This was instilled in me by my grandfather and my dad. I can remember sitting with them around the table, they both practiced that exactly. My dad would say ‘whatever decision you make, it should always be in the customer’s best interest. Because if you look after your customer, they'll look after you.”
Your family must have been in the service industry as well?
They were in the wholesale meat business. The thing is, we're all in the service business, no matter what we do. Even if we're selling a product, that product has to serve the customer. There's no sense in buying a product that doesn't serve you. Even with technologies like Fasttrak and eWay-CRM. They’re products, but they both serve me. It all comes back to making my job easier.
So what do you enjoy most about your work?
Every day is a new day. I don't have routine and I'm a person who doesn't like routine. Also, I've always been very interested in people, and the thing I love about this job is that I meet a wide variety of people and get to interact with them.
Even with clients whom I see on a regular basis, every day stuff happens, and to get their perspective on it, that’s the part I enjoy. I like the fact that, especially in southern Ontario, I get to go places—parts of the country and the city—that I normally would have never gone to or driven through.
I truly think we're in this world to help people, to make other people's lives better. Sometimes it's very mundane. You pick a guy up who you picked up 1,000 times and you're taking them to the airport. But occasionally, you go through experiences.
Last night was a perfect example: one of my clients and his wife had to host an event for his work, so they were tied up. But their 13-year-old daughter had to get to a different end of the city for a soccer game. So, again, I was able to take that stress out of their life. I dropped them off where they had to go, took their daughter to her soccer practice, brought her back home, and then went back to pick them up.
So it’s all about helping people reduce their stress. Which reminds me of something I often say about what we have to do in our business: “I'm not in the driving business; I'm in the convenience and stress release business”. It’s also why I have customers for long periods. Certainly, sometimes you need to get from point A to point B, but if I can truly make it convenient and reduce their stress, they're going to use my services more.
Where do you see yourself in the next five years or so?
I'm 66 now and I still really enjoy work! I’m going to drive for as long as I can drive for, as long as my health holds up. My wife is getting close to retirement so at some point in time, I hope to start taking it easier and not working as many hours.
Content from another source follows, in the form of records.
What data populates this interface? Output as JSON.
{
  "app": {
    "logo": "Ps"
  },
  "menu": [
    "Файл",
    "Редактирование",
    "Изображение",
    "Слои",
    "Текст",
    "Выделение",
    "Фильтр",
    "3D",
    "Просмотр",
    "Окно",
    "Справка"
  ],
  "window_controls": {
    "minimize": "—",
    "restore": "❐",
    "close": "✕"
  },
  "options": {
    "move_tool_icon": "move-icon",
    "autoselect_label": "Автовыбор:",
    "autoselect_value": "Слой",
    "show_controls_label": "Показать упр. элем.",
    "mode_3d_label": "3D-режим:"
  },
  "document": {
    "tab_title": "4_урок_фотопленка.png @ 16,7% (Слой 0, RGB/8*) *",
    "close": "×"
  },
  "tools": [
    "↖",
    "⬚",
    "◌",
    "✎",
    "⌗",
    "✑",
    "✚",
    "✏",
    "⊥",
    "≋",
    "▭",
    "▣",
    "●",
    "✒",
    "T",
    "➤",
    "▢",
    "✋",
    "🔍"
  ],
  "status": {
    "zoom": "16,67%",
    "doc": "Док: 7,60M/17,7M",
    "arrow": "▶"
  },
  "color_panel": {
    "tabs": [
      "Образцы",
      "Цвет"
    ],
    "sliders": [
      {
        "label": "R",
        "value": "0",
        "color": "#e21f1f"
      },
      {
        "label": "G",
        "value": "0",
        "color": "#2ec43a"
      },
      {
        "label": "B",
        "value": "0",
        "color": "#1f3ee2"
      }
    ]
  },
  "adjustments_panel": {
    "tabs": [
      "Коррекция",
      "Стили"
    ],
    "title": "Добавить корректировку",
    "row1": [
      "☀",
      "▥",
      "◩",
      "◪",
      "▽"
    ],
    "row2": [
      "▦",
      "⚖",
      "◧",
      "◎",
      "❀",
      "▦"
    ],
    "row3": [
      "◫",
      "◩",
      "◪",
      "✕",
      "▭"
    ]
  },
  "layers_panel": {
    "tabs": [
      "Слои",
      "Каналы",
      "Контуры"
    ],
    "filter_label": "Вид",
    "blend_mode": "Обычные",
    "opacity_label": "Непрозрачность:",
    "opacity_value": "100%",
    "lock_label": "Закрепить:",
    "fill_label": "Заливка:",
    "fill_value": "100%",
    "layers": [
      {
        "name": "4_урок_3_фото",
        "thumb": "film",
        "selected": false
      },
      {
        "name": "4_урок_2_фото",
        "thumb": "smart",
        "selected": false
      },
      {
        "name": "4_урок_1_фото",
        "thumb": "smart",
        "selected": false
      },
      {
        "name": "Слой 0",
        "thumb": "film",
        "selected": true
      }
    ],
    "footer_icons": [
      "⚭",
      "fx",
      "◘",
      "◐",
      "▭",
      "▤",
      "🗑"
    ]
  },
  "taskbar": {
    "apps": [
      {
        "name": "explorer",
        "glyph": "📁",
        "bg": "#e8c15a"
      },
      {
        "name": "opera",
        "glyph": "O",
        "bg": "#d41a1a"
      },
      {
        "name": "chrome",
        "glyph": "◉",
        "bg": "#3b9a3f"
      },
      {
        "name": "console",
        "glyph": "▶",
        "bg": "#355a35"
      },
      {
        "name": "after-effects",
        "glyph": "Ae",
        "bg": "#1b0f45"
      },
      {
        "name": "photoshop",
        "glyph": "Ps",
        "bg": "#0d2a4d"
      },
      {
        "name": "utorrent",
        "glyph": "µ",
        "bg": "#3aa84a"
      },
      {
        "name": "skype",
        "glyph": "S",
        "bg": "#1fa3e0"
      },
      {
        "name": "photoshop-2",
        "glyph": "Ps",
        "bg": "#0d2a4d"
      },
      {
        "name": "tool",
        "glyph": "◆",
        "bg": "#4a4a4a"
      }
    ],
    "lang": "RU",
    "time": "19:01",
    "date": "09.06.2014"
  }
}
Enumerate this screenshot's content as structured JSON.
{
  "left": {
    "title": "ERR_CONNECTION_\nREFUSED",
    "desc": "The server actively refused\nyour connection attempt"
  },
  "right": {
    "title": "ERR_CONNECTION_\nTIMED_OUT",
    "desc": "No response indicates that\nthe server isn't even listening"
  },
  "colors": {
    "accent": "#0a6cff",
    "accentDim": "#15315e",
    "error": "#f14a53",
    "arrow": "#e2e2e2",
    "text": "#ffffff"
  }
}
Our industry has changed a lot due to all sorts of different reasons, because of Uber, because of the number of cars people have today, and because of companies having to watch their bottom line to cut expenses. Companies don't spend the same kind of money they used to on cars. So, lately I've been doing more advertising on the Internet, like Google ads.
My plan is as I ease into retirement, to become more of a dispatching company and less of a driving company. I’ve built up a pretty good model I have a pretty good team of younger people. So, what I hope to do is use the amount of business that I have, and the currency I have with my clients, to not drive as much and dispatch more, as I ease out of the driving. But my plan is to never really retire.
You don’t plan to ever retire because you’re clearly so passionate about your work.
That’s true. I never think about the number of hours I work. I never think about how long I've been on the job for. Every day is an adventure. I don't know what the day is going to bring.
Even after driving the same clients for years, every day they're different. Some days they want to talk a lot. Some days they just want to sit back and relax. Other days they're so busy on their phone, sending emails and talking. Some days you're talking about sports with them or politics. Some days you're talking about just life in general. So, every day is an adventure, and I don’t want to give that up.